**WHAT TO DO**
Output each entry below as it stands, leaving out every picture.

**GIVEN RECORDS**

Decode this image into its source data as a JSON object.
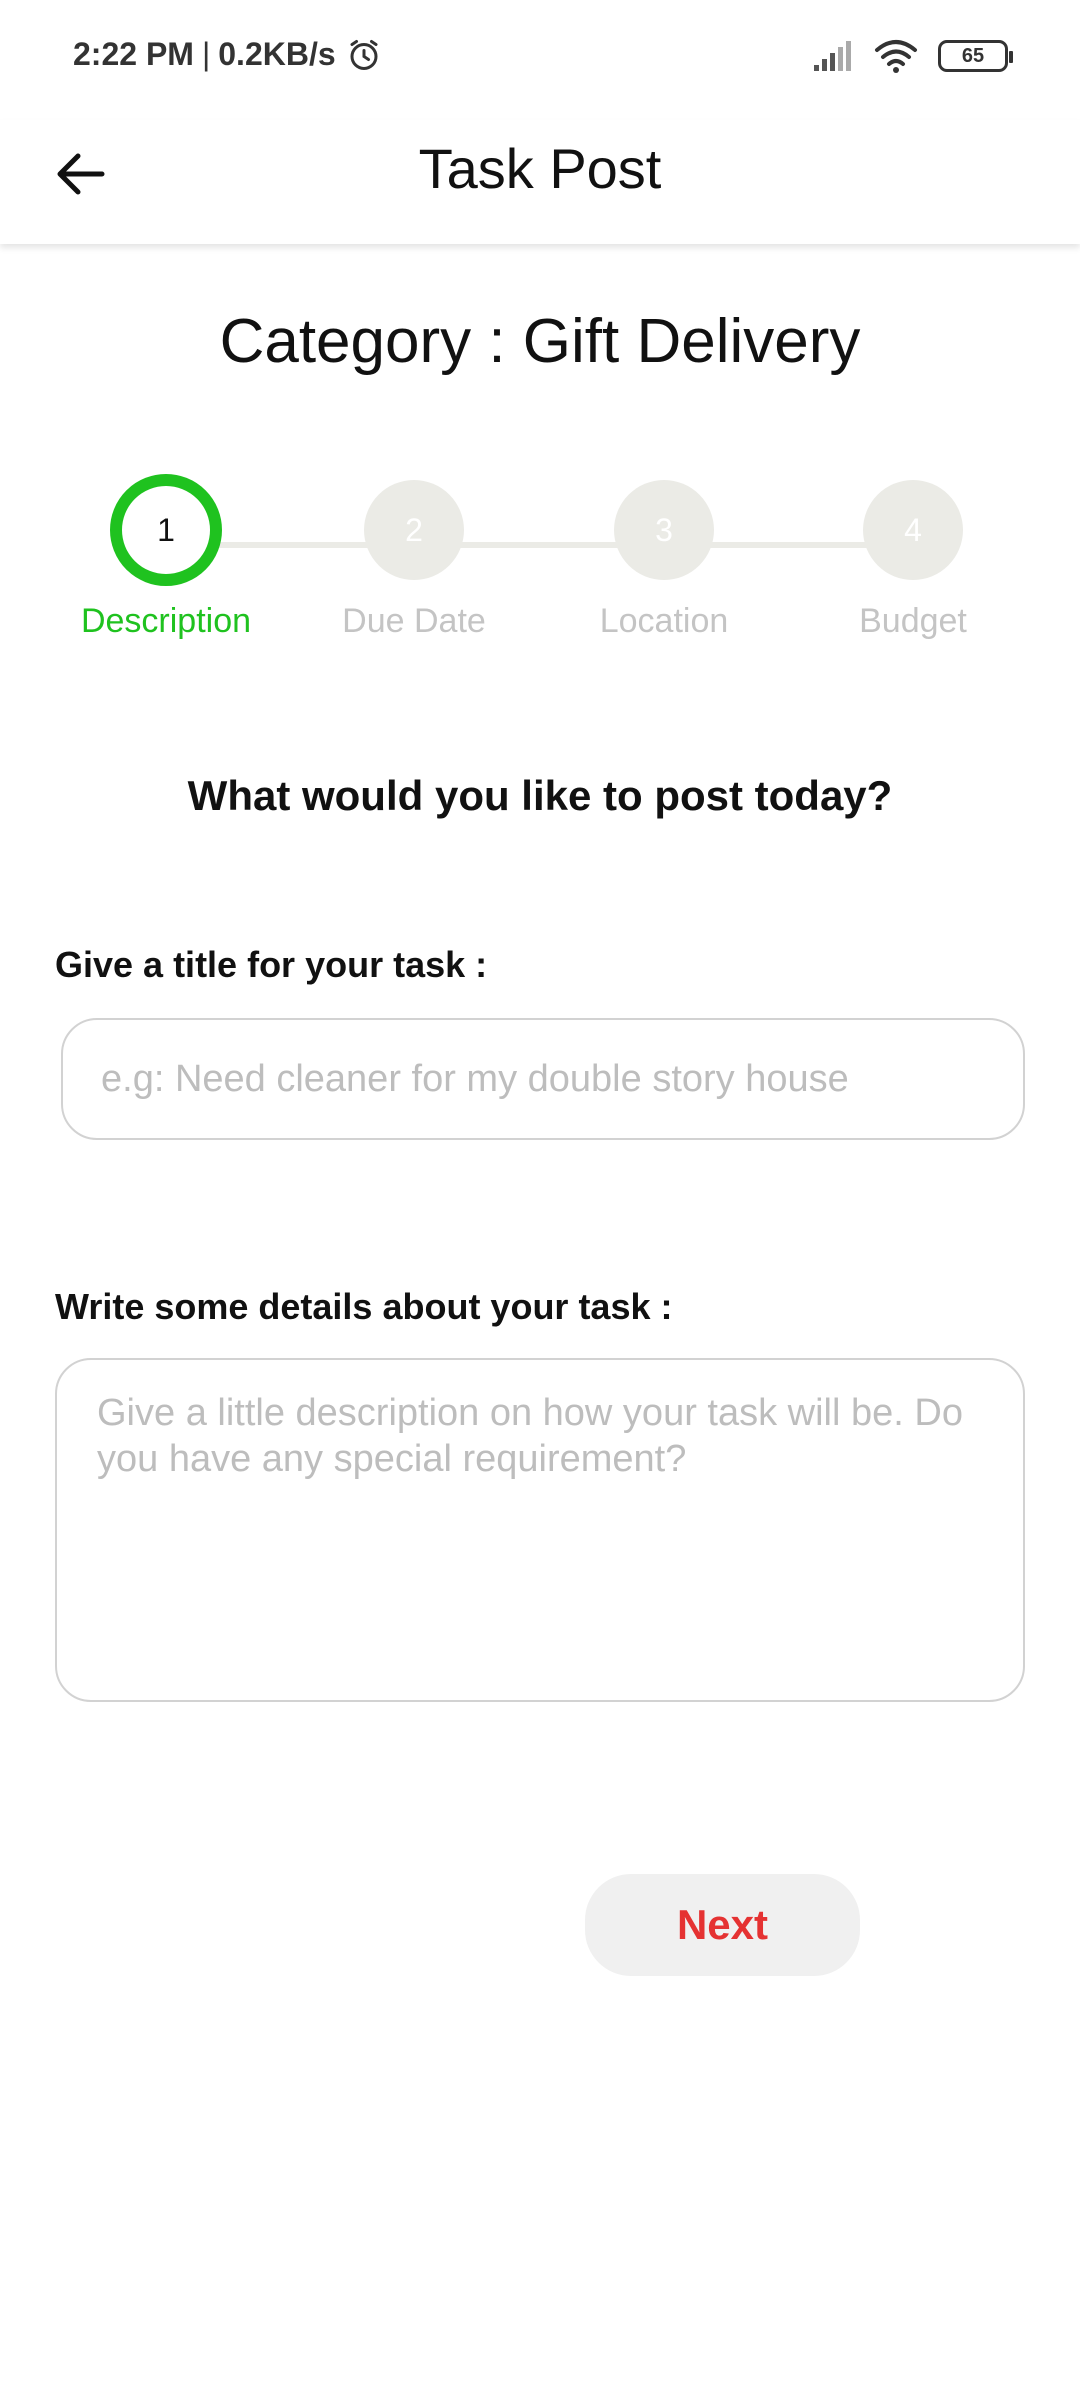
{
  "status_bar": {
    "time": "2:22 PM",
    "separator": "|",
    "network_speed": "0.2KB/s",
    "battery_level": "65",
    "icons": [
      "alarm-icon",
      "signal-icon",
      "wifi-icon",
      "battery-icon"
    ]
  },
  "app_bar": {
    "back_icon": "arrow-left-icon",
    "title": "Task Post"
  },
  "category": {
    "text": "Category : Gift Delivery"
  },
  "stepper": {
    "active_step": 1,
    "steps": [
      {
        "number": "1",
        "label": "Description"
      },
      {
        "number": "2",
        "label": "Due Date"
      },
      {
        "number": "3",
        "label": "Location"
      },
      {
        "number": "4",
        "label": "Budget"
      }
    ]
  },
  "form": {
    "question": "What would you like to post today?",
    "title_label": "Give a title for your task :",
    "title_value": "",
    "title_placeholder": "e.g: Need cleaner for my double story house",
    "details_label": "Write some details about your task :",
    "details_value": "",
    "details_placeholder": "Give a little description on how your task will be. Do you have any special requirement?"
  },
  "actions": {
    "next_label": "Next"
  },
  "colors": {
    "accent_green": "#1fc21f",
    "inactive_step": "#ebebe6",
    "next_text": "#e53232",
    "next_background": "#f0f0f0"
  }
}
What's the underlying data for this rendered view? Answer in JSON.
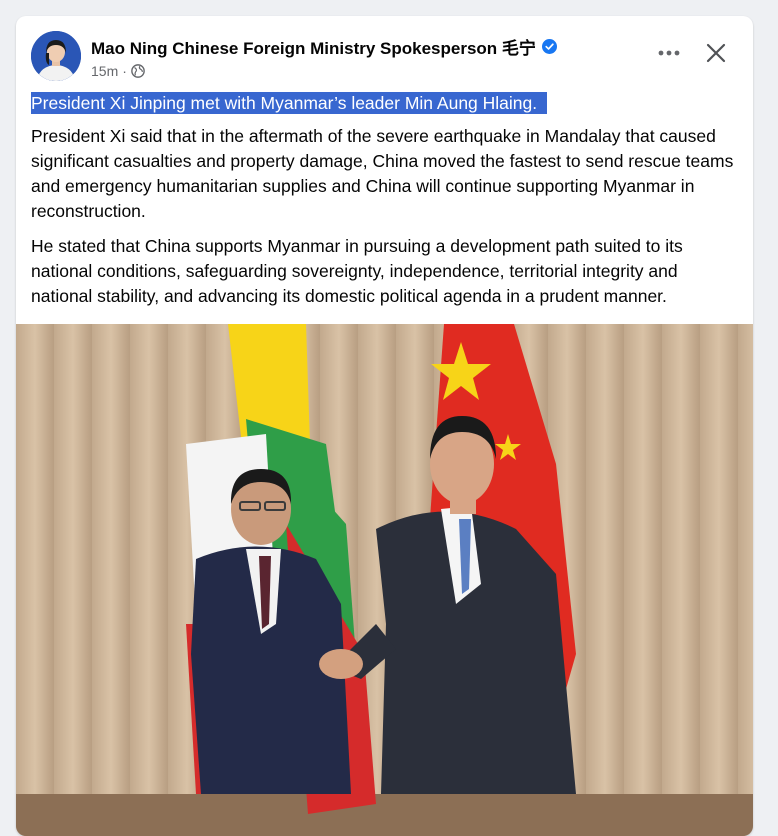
{
  "post": {
    "author": "Mao Ning Chinese Foreign Ministry Spokesperson 毛宁",
    "verified": true,
    "time": "15m",
    "separator": "·",
    "audience_icon": "globe-icon",
    "headline": "President Xi Jinping met with Myanmar’s leader Min Aung Hlaing.",
    "paragraph1": "President Xi said that in the aftermath of the severe earthquake in Mandalay that caused significant casualties and property damage, China moved the fastest to send rescue teams and emergency humanitarian supplies and China will continue supporting Myanmar in reconstruction.",
    "paragraph2": "He stated that China supports Myanmar in pursuing a development path suited to its national conditions, safeguarding sovereignty, independence, territorial integrity and national stability, and advancing its domestic political agenda in a prudent manner."
  },
  "controls": {
    "more_icon": "more-horizontal-icon",
    "close_icon": "close-icon"
  },
  "colors": {
    "selection": "#3867d0",
    "verified": "#1877f2",
    "meta_text": "#65676b",
    "page_bg": "#eef0f3"
  }
}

**ANSWER BOX**
Decode this image into its source data as a JSON object.
{
  "status_bar": {
    "time": "2:22 PM",
    "separator": "|",
    "network_speed": "0.2KB/s",
    "battery_level": "65",
    "icons": [
      "alarm-icon",
      "signal-icon",
      "wifi-icon",
      "battery-icon"
    ]
  },
  "app_bar": {
    "back_icon": "arrow-left-icon",
    "title": "Task Post"
  },
  "category": {
    "text": "Category : Gift Delivery"
  },
  "stepper": {
    "active_step": 1,
    "steps": [
      {
        "number": "1",
        "label": "Description"
      },
      {
        "number": "2",
        "label": "Due Date"
      },
      {
        "number": "3",
        "label": "Location"
      },
      {
        "number": "4",
        "label": "Budget"
      }
    ]
  },
  "form": {
    "question": "What would you like to post today?",
    "title_label": "Give a title for your task :",
    "title_value": "",
    "title_placeholder": "e.g: Need cleaner for my double story house",
    "details_label": "Write some details about your task :",
    "details_value": "",
    "details_placeholder": "Give a little description on how your task will be. Do you have any special requirement?"
  },
  "actions": {
    "next_label": "Next"
  },
  "colors": {
    "accent_green": "#1fc21f",
    "inactive_step": "#ebebe6",
    "next_text": "#e53232",
    "next_background": "#f0f0f0"
  }
}
What's the underlying data for this rendered view? Answer in JSON.
{
  "post": {
    "author": "Mao Ning Chinese Foreign Ministry Spokesperson 毛宁",
    "verified": true,
    "time": "15m",
    "separator": "·",
    "audience_icon": "globe-icon",
    "headline": "President Xi Jinping met with Myanmar’s leader Min Aung Hlaing.",
    "paragraph1": "President Xi said that in the aftermath of the severe earthquake in Mandalay that caused significant casualties and property damage, China moved the fastest to send rescue teams and emergency humanitarian supplies and China will continue supporting Myanmar in reconstruction.",
    "paragraph2": "He stated that China supports Myanmar in pursuing a development path suited to its national conditions, safeguarding sovereignty, independence, territorial integrity and national stability, and advancing its domestic political agenda in a prudent manner."
  },
  "controls": {
    "more_icon": "more-horizontal-icon",
    "close_icon": "close-icon"
  },
  "colors": {
    "selection": "#3867d0",
    "verified": "#1877f2",
    "meta_text": "#65676b",
    "page_bg": "#eef0f3"
  }
}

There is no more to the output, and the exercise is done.